My Thoughts on Kendrick Lamar’s ‘Control’ Verse When It First Came Out (That I Still Stand By Today)

By now, everybody you know who has a routing interest in hip-hop has probably clogged your Twitter feed and favorite music outlets with their thoughts on “Control,” the recently released single by Big Sean which has been made infamous thanks to a verse by Kendrick Lamar that calls out a slew of his hip-hop peers:

But before I get into this, I want to share the lyrics of this verse, just so we’re on the same page*:

I heard the barbershops be in great debates all the time
Bout who’s the best MC? Kendrick, Jigga and Nas
Eminem, Andre 3000, the rest of y’all
New niggas just new niggas, don’t get involved
And I ain’t rockin no more designer shit
White T’s and Nike Cortez, this is red Corvettes anonymous
I’m usually homeboys with the same niggas I’m rhymin’ with
But this is hip-hop and them niggas should know what time it is
And that goes for Jermaine Cole, Big KRIT, Wale
Pusha T, Meek Millz, A$AP Rocky, Drake
Big Sean, Jay Electron’, Tyler, Mac Miller
I got love for you all but I’m tryna murder you niggas
Tryna make sure your core fans never heard of you niggas
They don’t wanna hear not one more noun or verb from you niggas
What is competition? I’m tryna raise the bar high
Who tryna jump and get it?

*Earlier in the verse, he also claims to be “king of New York,” which has people (and by people I mean New York residents like Papoose) a little peeved.

There have been countless opinions shared by sources both authoritative and not, and they have covered the entire spectrum of emotion and analyses. Fellow All Things Go’er and BYT ‘Guest Writer You Should Know’ Justin McCarthy saw this as a step back for hip-hop (wrong), Spin tried to claim it wasn’t that good a verse (also wrong), and infinite shortsighted people believed this to be an automatic-weaponed diss track (also also wrong), but a few gems like Jalen Rose/Dave Jacoby, Run The Jewels, and Ice T really understand what this verse is all about and, most importantly, why it’s so special.

Sure Kendrick elevates himself by comparing his skills to the likes of Jay-Z and Eminem’s, but if you’ll notice, this isn’t actually a diss track. If you take out the name-dropping middle section, you’ll realize that Kendrick has made his viewpoint and intentions clear:

“This is hip-hop…I’m tryna raise the bar high/who tryna jump and get it?”

He’s not saying that he fucked their bitches (those fat motherfuckers); he didn’t fuck with anyone’s soul like ether; hell, he didn’t even mention casual sysurp addictions. He simply stated that he believes that hip-hop is rooted in a sense of competition and that it’s time its stars started making each other better.

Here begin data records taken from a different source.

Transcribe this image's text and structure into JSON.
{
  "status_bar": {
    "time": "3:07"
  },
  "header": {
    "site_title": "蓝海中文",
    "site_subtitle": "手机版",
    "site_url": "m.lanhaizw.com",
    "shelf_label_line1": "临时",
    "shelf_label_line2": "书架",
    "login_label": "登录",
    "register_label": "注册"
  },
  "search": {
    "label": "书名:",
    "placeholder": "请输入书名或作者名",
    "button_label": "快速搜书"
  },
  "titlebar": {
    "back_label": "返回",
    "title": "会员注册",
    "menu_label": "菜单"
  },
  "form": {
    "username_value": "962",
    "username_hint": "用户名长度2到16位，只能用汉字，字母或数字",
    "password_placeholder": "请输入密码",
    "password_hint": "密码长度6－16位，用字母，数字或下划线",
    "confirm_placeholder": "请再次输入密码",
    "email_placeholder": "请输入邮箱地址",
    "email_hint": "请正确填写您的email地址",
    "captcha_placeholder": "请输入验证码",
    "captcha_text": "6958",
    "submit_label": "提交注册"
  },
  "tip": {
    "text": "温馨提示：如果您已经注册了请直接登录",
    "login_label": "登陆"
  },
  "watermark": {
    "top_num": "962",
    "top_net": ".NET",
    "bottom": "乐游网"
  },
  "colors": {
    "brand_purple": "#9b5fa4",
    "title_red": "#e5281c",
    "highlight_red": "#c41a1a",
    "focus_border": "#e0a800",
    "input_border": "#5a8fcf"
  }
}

And this isn’t the ’90s; it’s not going to end with a shooting in Vegas. It’s going to end with a rise in the quality of the product that the hip-hop community is putting out.

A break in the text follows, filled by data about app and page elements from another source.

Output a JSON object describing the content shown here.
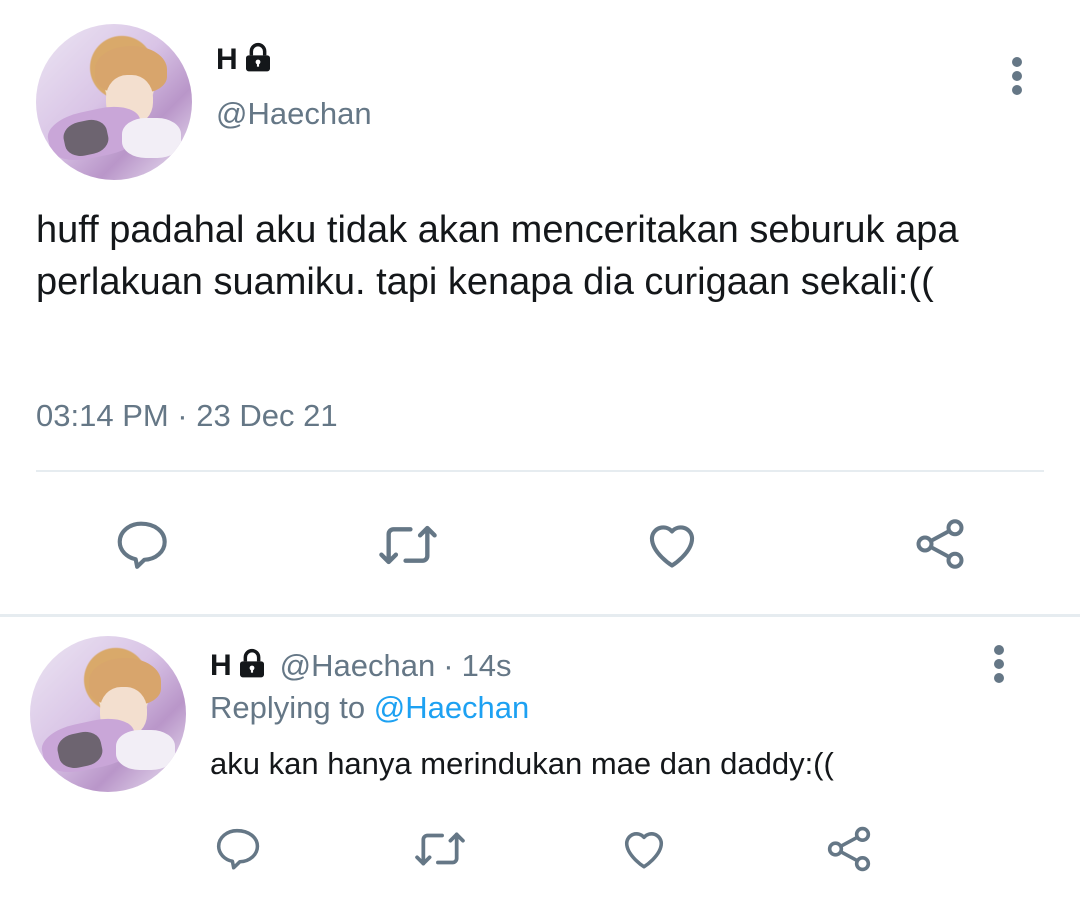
{
  "main_tweet": {
    "display_name": "H",
    "handle": "@Haechan",
    "text": "huff padahal aku tidak akan menceritakan seburuk apa perlakuan suamiku. tapi kenapa dia curigaan sekali:((",
    "timestamp": "03:14 PM · 23 Dec 21",
    "avatar_icon": "profile-photo",
    "actions": [
      "reply-icon",
      "retweet-icon",
      "like-icon",
      "share-icon"
    ]
  },
  "reply_tweet": {
    "display_name": "H",
    "handle": "@Haechan",
    "separator": "·",
    "time_ago": "14s",
    "replying_prefix": "Replying to",
    "replying_to": "@Haechan",
    "text": "aku kan hanya merindukan mae dan daddy:((",
    "actions": [
      "reply-icon",
      "retweet-icon",
      "like-icon",
      "share-icon"
    ]
  },
  "colors": {
    "text": "#14171a",
    "secondary": "#657786",
    "link": "#1da1f2",
    "divider": "#e6ecf0"
  }
}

Yes, some of the responses that came out immediately post-”Control” are pretty terrible, but some are quite nice and coming out from all woodworks of the hip-hop community. I mean, I got chills listening to Lupe Fiasco’s “SLR2″ response, which is a huge reminder that Lupe Fiasco, while inconsistent and unable to carry over his mixtapes’ magic to his albums, is still one of the smartest, most talented rappers out there (when you notice he mocks every other rapper’s style as he spits his bars, you’ll realize Lupe is playing chess while we’re all bitching about checkers).

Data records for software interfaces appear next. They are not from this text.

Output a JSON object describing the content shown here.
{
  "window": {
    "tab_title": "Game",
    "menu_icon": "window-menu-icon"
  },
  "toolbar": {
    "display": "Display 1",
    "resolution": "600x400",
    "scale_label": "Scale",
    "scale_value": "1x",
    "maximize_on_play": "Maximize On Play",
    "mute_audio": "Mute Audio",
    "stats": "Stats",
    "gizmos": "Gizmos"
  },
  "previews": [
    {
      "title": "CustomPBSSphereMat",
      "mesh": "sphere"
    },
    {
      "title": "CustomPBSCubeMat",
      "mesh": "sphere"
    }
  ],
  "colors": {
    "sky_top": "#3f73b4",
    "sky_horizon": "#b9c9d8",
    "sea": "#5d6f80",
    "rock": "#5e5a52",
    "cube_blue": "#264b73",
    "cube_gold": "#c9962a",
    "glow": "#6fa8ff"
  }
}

Today’s hip-hop has become so friendly because it’s a better business decision to take all your hip-hop peers on tour with you — cough Drake coug — than to say a disparaging word about them (though Aubrey still tried to do that on “5AM In Toronto”). And this system is killing the overall product.

If hip-hop wants to not be swallowed whole by EDM and pop, it needs a renaissance, and I think that Kendrick thinks that a trick from the old golden days might just be the way to kickstart it. Outside of just spurring a sense of competition though, Kendrick may be giving hip-hop the jolt it needs by doing one thing:

Making hip-hop fun to talk about again!

Fuck! Sure there’s been some great hip-hop released recently (yet another chance for me to wave my Chance The Rapper flag), and it was mildly amusing to weigh the merits of good kid, m.A.A.d city against Long.Live.A$AP, but ultimately, not much has been all that satisfying. Now, everyone has an opinion they want to talk about, everyone is anxiously watching EVERY hip-hop artist, name-checked and not, to see their next move. It’s awesome! Even Phil Jackson is tweeting about this!

Through all the numerous cluttering articles and analyses and dissections, we’ve forgotten to take a step back and just appreciate that there are numerous cluttering articles and analyses and dissections. My wide-eyed hope is this snowballs into that hip-hop renaissance, but it will take the community as a whole, and especially those rappers called out, to embrace the idea.

Frankly, I couldn’t be more excited.


Originally posted on Brightest Young Things on August 21, 2013